Excerpts from an interface dataset
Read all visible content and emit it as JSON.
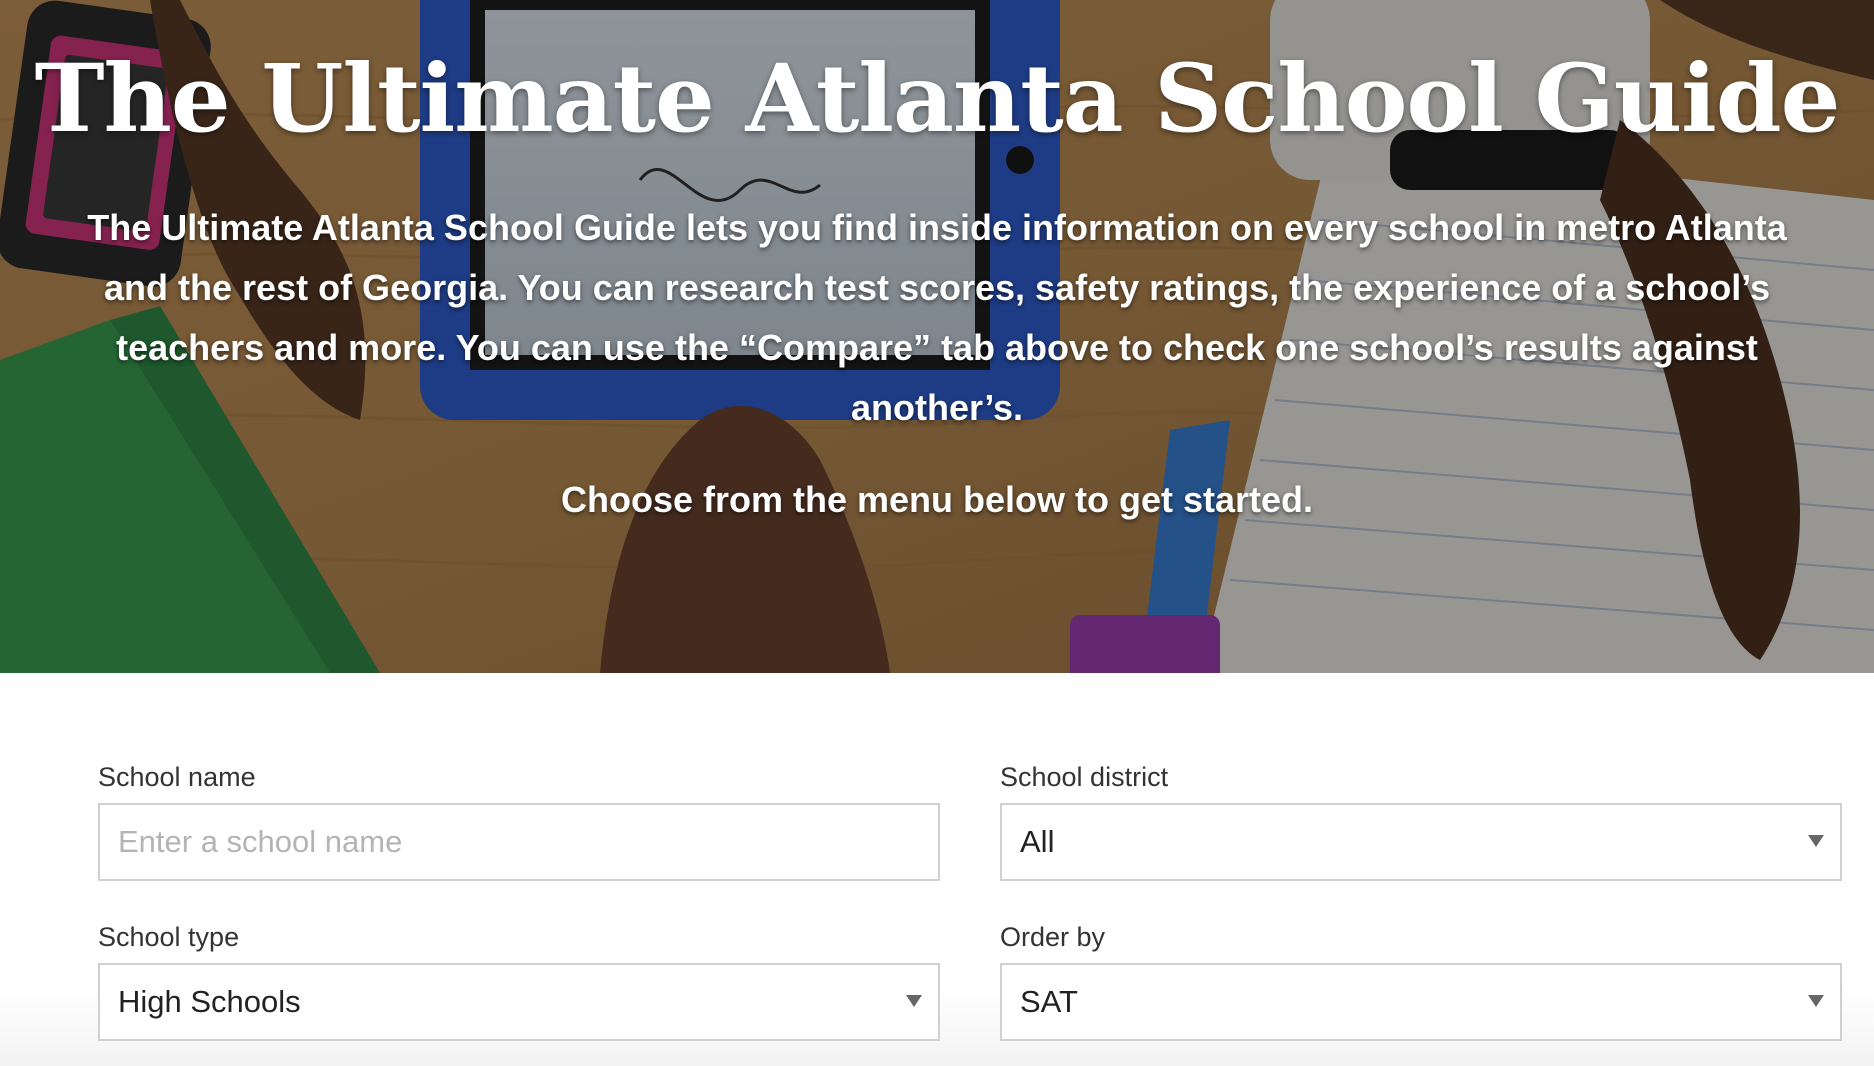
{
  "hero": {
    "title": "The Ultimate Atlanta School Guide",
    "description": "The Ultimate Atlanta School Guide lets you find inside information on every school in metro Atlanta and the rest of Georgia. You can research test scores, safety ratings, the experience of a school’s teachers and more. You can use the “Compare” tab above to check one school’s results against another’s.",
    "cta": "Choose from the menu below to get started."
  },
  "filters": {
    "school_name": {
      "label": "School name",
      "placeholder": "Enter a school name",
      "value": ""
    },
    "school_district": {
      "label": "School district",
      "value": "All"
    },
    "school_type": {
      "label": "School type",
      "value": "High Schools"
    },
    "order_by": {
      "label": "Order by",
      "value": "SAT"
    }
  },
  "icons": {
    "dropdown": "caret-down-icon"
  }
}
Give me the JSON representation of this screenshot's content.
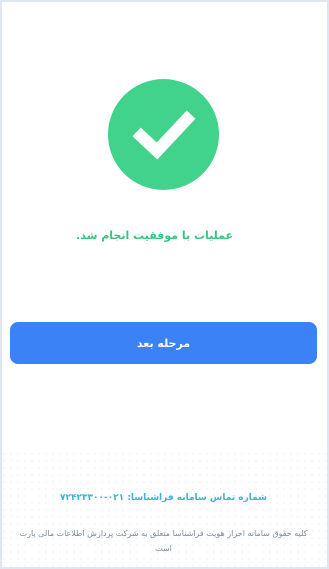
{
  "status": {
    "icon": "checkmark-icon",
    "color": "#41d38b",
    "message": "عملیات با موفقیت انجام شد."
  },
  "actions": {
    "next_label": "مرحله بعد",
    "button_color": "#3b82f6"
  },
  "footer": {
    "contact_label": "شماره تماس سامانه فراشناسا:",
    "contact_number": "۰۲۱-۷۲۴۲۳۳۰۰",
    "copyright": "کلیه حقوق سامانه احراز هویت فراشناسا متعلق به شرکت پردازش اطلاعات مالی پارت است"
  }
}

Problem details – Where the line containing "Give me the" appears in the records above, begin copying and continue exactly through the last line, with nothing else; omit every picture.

Result –
Give me the JSON representation of this screenshot's content.
{
  "status": {
    "icon": "checkmark-icon",
    "color": "#41d38b",
    "message": "عملیات با موفقیت انجام شد."
  },
  "actions": {
    "next_label": "مرحله بعد",
    "button_color": "#3b82f6"
  },
  "footer": {
    "contact_label": "شماره تماس سامانه فراشناسا:",
    "contact_number": "۰۲۱-۷۲۴۲۳۳۰۰",
    "copyright": "کلیه حقوق سامانه احراز هویت فراشناسا متعلق به شرکت پردازش اطلاعات مالی پارت است"
  }
}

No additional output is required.